Like many large IT organizations, Liquidnet grew through immediate solutions. Each of these one-off solutions is individually efficient, but they also slow the entire system down, to the point that only a few years ago the company had 18 different protocols and communications platforms. After analyzing the impact of having 18 different ways to do things, the IT department began a "journey" toward a "shared services architecture." That's the architecture I've been learning about all week.
Goldstein describes the "why" of the architecture. Each market Liquidnet operates in has its own symbols, its own unique methods of market access and structures. By isolating that and creating a single reference architecture, the company can make entering new markets a standard process, not a system conversion. "We just entered Thailand," he says, "and before that, the Philippines."

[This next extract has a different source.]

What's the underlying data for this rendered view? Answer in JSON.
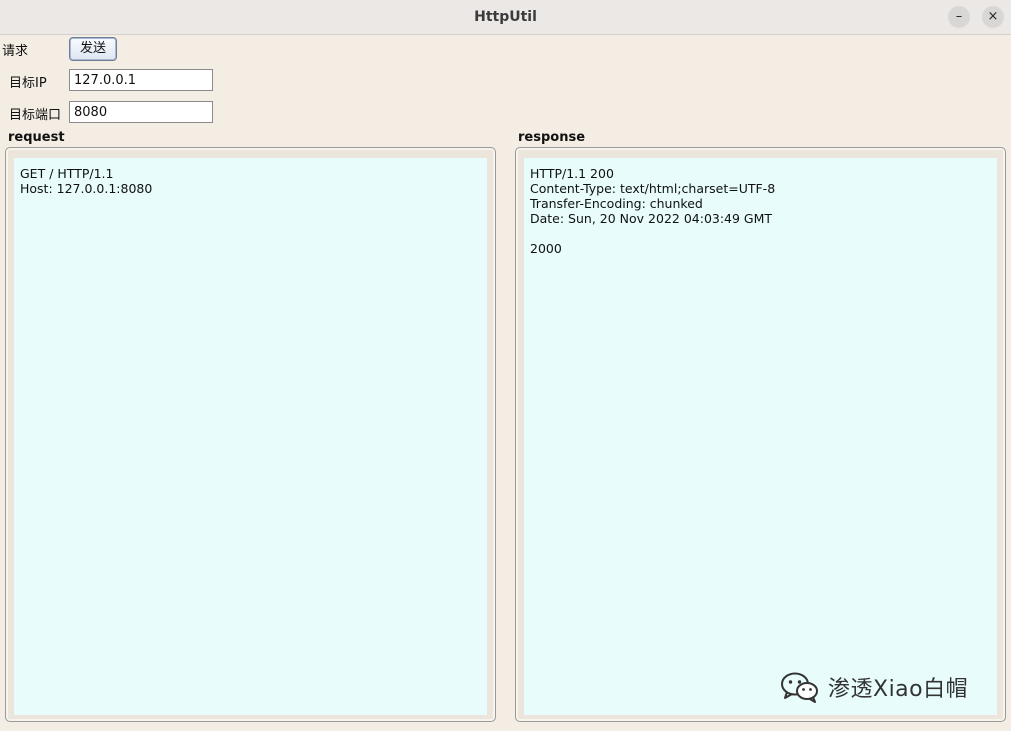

For every trading company, Goldstein says, the biggest data problem "is capturing every movement of every stock. That creates terabytes and petabytes of data, which need to be scored and crunched for trading strategies."
A year ago, Liquidnet combined its ticker tape data repositories. Now, nearly all systems run off the same reference, which itself is scrubbed with different reference checks, Goldstein notes. One example: "Did we get the roughly 800 million distinct data elements ingested, scrubbed and processed a day?"
To master those message transports, Liquidnet brought "thought leaders in messaging" into a special interest group that, in a six-month span, determined what products it needed for the next six years. (The old messaging transport system lasted a decade.) "In a matter of a year or two, all of our core backend trading systems were converted," Neal says.
This method of identifying leaders, giving them resource, and working out a collaborative standard is something I hear several times from Goldstein. Some groups meet at lunch, others after work at "Beer Friday;" the company provides the drinks, especially if employees want to kick around ideas for improvement. He mentions the work of Thomas Vaniotis and Tom Puzak, managers who led a self-appointed initiative to visualize log data using ideas pioneered at Etsy.
After lunch, I spend another hour at WOPR before heading to the airport. It was a refreshing week, and one well spent, but I can't help feel like I wasn't visiting the technology department of a financial services firm. Perhaps, after all, I was visiting a technology firm that happened to specialize in supporting financial services.
Matthew Heusser is a consultant and writer based in West Michigan. You can follow Matt on Twitter @mheusser, contact him by email or visit the website of his company, Excelon Development. Follow everything from CIO.com on Twitter @CIOonline, Facebook, Google + and LinkedIn.